**ACTIVITY:** Your answer must consist of every line from the data below that includes the word "label".

**LISTED ENTRIES:**
....
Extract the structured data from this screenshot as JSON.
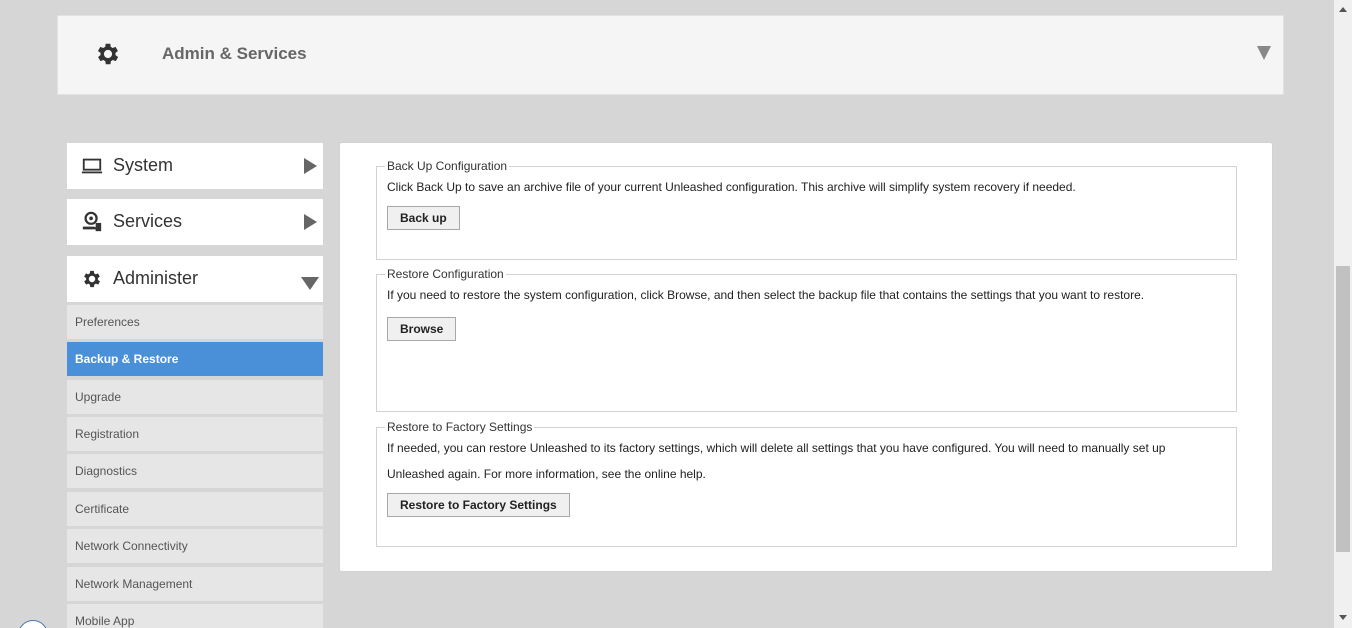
{
  "header": {
    "title": "Admin & Services"
  },
  "sidebar": {
    "sections": [
      {
        "label": "System",
        "state": "collapsed",
        "icon": "laptop-icon"
      },
      {
        "label": "Services",
        "state": "collapsed",
        "icon": "services-icon"
      },
      {
        "label": "Administer",
        "state": "expanded",
        "icon": "gear-icon"
      }
    ],
    "items": [
      {
        "label": "Preferences",
        "active": false
      },
      {
        "label": "Backup & Restore",
        "active": true
      },
      {
        "label": "Upgrade",
        "active": false
      },
      {
        "label": "Registration",
        "active": false
      },
      {
        "label": "Diagnostics",
        "active": false
      },
      {
        "label": "Certificate",
        "active": false
      },
      {
        "label": "Network Connectivity",
        "active": false
      },
      {
        "label": "Network Management",
        "active": false
      },
      {
        "label": "Mobile App",
        "active": false
      }
    ]
  },
  "backup": {
    "legend": "Back Up Configuration",
    "desc": "Click Back Up to save an archive file of your current Unleashed configuration. This archive will simplify system recovery if needed.",
    "button": "Back up"
  },
  "restore": {
    "legend": "Restore Configuration",
    "desc": "If you need to restore the system configuration, click Browse, and then select the backup file that contains the settings that you want to restore.",
    "button": "Browse"
  },
  "factory": {
    "legend": "Restore to Factory Settings",
    "desc": "If needed, you can restore Unleashed to its factory settings, which will delete all settings that you have configured. You will need to manually set up Unleashed again. For more information, see the online help.",
    "button": "Restore to Factory Settings"
  },
  "colors": {
    "accent": "#4a90d9",
    "background": "#d6d6d6",
    "panel": "#ffffff"
  }
}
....
**EXERCISE SOLUTION:**
        "label": "System",
        "label": "Services",
        "label": "Administer",
        "label": "Preferences",
        "label": "Backup & Restore",
        "label": "Upgrade",
        "label": "Registration",
        "label": "Diagnostics",
        "label": "Certificate",
        "label": "Network Connectivity",
        "label": "Network Management",
        "label": "Mobile App",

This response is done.